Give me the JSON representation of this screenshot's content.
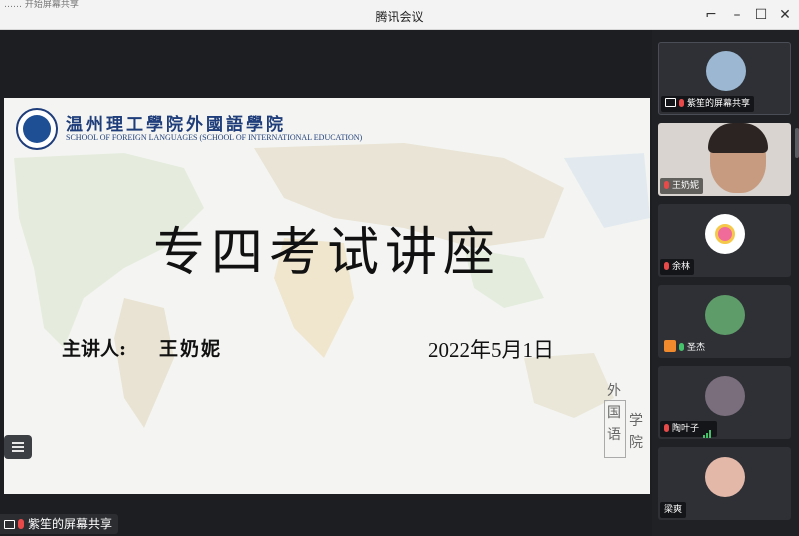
{
  "window": {
    "title": "腾讯会议",
    "background_title_fragment": "…… 开始屏幕共享"
  },
  "colors": {
    "titlebar_bg": "#f3f3f3",
    "stage_bg": "#1d1e21",
    "panel_bg": "#202125",
    "slide_blue": "#1e3d7a",
    "mic_green": "#45c36b",
    "mic_red": "#e84a4a"
  },
  "icons": {
    "minimize": "minimize-icon",
    "maximize": "maximize-icon",
    "close": "close-icon",
    "screen_share": "screen-share-icon",
    "mic": "microphone-icon",
    "menu": "list-menu-icon"
  },
  "slide": {
    "school_cn": "温州理工學院外國語學院",
    "school_en": "SCHOOL OF FOREIGN LANGUAGES (SCHOOL OF INTERNATIONAL EDUCATION)",
    "title": "专四考试讲座",
    "speaker_label": "主讲人:",
    "speaker_name": "王奶妮",
    "date": "2022年5月1日",
    "seal_chars": [
      "外",
      "国",
      "语",
      "学",
      "院"
    ]
  },
  "share_label": "紫笙的屏幕共享",
  "participants": [
    {
      "label": "紫笙的屏幕共享",
      "kind": "screen-share",
      "mic": "off"
    },
    {
      "label": "王奶妮",
      "kind": "video",
      "mic": "off"
    },
    {
      "label": "余林",
      "kind": "avatar",
      "mic": "off"
    },
    {
      "label": "圣杰",
      "kind": "avatar",
      "mic": "on"
    },
    {
      "label": "陶叶子",
      "kind": "avatar",
      "mic": "off",
      "speaking": true
    },
    {
      "label": "梁爽",
      "kind": "avatar",
      "mic": "none"
    }
  ]
}
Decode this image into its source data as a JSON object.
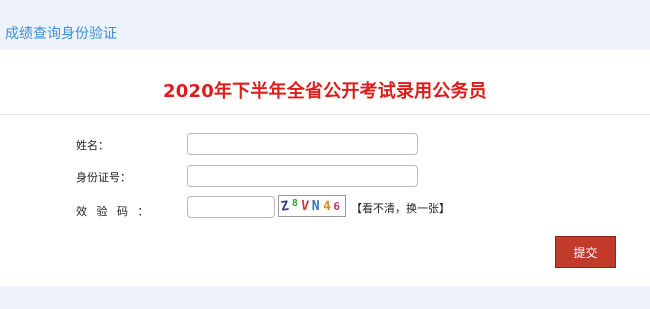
{
  "header": {
    "title": "成绩查询身份验证"
  },
  "form": {
    "heading": "2020年下半年全省公开考试录用公务员",
    "name_label": "姓名：",
    "name_value": "",
    "id_label": "身份证号：",
    "id_value": "",
    "code_label": "效 验 码 ：",
    "code_value": "",
    "captcha_chars": [
      "Z",
      "8",
      "V",
      "N",
      "4",
      "6"
    ],
    "refresh_label": "【看不清，换一张】",
    "submit_label": "提交"
  },
  "colors": {
    "accent": "#3f8ed6",
    "heading": "#e01b1b",
    "submit": "#c23a29",
    "background": "#eef3fb"
  }
}
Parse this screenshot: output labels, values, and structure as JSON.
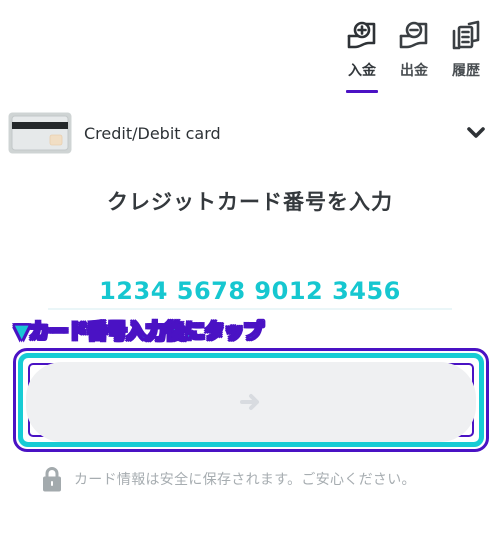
{
  "tabs": [
    {
      "label": "入金",
      "icon": "deposit-icon",
      "active": true
    },
    {
      "label": "出金",
      "icon": "withdraw-icon",
      "active": false
    },
    {
      "label": "履歴",
      "icon": "history-icon",
      "active": false
    }
  ],
  "payment_method": {
    "label": "Credit/Debit card",
    "icon": "credit-card-icon"
  },
  "heading": "クレジットカード番号を入力",
  "card_number": {
    "value": "1234 5678 9012 3456",
    "placeholder": ""
  },
  "annotation": "▼カード番号入力後にタップ",
  "submit": {
    "icon": "arrow-right-icon",
    "disabled": true
  },
  "security_note": "カード情報は安全に保存されます。ご安心ください。",
  "colors": {
    "accent": "#4b12c4",
    "input_text": "#16c7d0",
    "annotation_fill": "#19c5d5",
    "button_bg": "#eff0f2"
  }
}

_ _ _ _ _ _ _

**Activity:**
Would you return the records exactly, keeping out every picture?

**Response to the task:**
Give me the JSON representation of this screenshot's content.
{
  "window": {
    "title": "腾讯会议",
    "background_title_fragment": "…… 开始屏幕共享"
  },
  "colors": {
    "titlebar_bg": "#f3f3f3",
    "stage_bg": "#1d1e21",
    "panel_bg": "#202125",
    "slide_blue": "#1e3d7a",
    "mic_green": "#45c36b",
    "mic_red": "#e84a4a"
  },
  "icons": {
    "minimize": "minimize-icon",
    "maximize": "maximize-icon",
    "close": "close-icon",
    "screen_share": "screen-share-icon",
    "mic": "microphone-icon",
    "menu": "list-menu-icon"
  },
  "slide": {
    "school_cn": "温州理工學院外國語學院",
    "school_en": "SCHOOL OF FOREIGN LANGUAGES (SCHOOL OF INTERNATIONAL EDUCATION)",
    "title": "专四考试讲座",
    "speaker_label": "主讲人:",
    "speaker_name": "王奶妮",
    "date": "2022年5月1日",
    "seal_chars": [
      "外",
      "国",
      "语",
      "学",
      "院"
    ]
  },
  "share_label": "紫笙的屏幕共享",
  "participants": [
    {
      "label": "紫笙的屏幕共享",
      "kind": "screen-share",
      "mic": "off"
    },
    {
      "label": "王奶妮",
      "kind": "video",
      "mic": "off"
    },
    {
      "label": "余林",
      "kind": "avatar",
      "mic": "off"
    },
    {
      "label": "圣杰",
      "kind": "avatar",
      "mic": "on"
    },
    {
      "label": "陶叶子",
      "kind": "avatar",
      "mic": "off",
      "speaking": true
    },
    {
      "label": "梁爽",
      "kind": "avatar",
      "mic": "none"
    }
  ]
}
Decode this image into its source data as a JSON object.
{
  "header": {
    "title": "成绩查询身份验证"
  },
  "form": {
    "heading": "2020年下半年全省公开考试录用公务员",
    "name_label": "姓名：",
    "name_value": "",
    "id_label": "身份证号：",
    "id_value": "",
    "code_label": "效 验 码 ：",
    "code_value": "",
    "captcha_chars": [
      "Z",
      "8",
      "V",
      "N",
      "4",
      "6"
    ],
    "refresh_label": "【看不清，换一张】",
    "submit_label": "提交"
  },
  "colors": {
    "accent": "#3f8ed6",
    "heading": "#e01b1b",
    "submit": "#c23a29",
    "background": "#eef3fb"
  }
}
Parse this screenshot: output labels, values, and structure as JSON.
{
  "tabs": [
    {
      "label": "入金",
      "icon": "deposit-icon",
      "active": true
    },
    {
      "label": "出金",
      "icon": "withdraw-icon",
      "active": false
    },
    {
      "label": "履歴",
      "icon": "history-icon",
      "active": false
    }
  ],
  "payment_method": {
    "label": "Credit/Debit card",
    "icon": "credit-card-icon"
  },
  "heading": "クレジットカード番号を入力",
  "card_number": {
    "value": "1234 5678 9012 3456",
    "placeholder": ""
  },
  "annotation": "▼カード番号入力後にタップ",
  "submit": {
    "icon": "arrow-right-icon",
    "disabled": true
  },
  "security_note": "カード情報は安全に保存されます。ご安心ください。",
  "colors": {
    "accent": "#4b12c4",
    "input_text": "#16c7d0",
    "annotation_fill": "#19c5d5",
    "button_bg": "#eff0f2"
  }
}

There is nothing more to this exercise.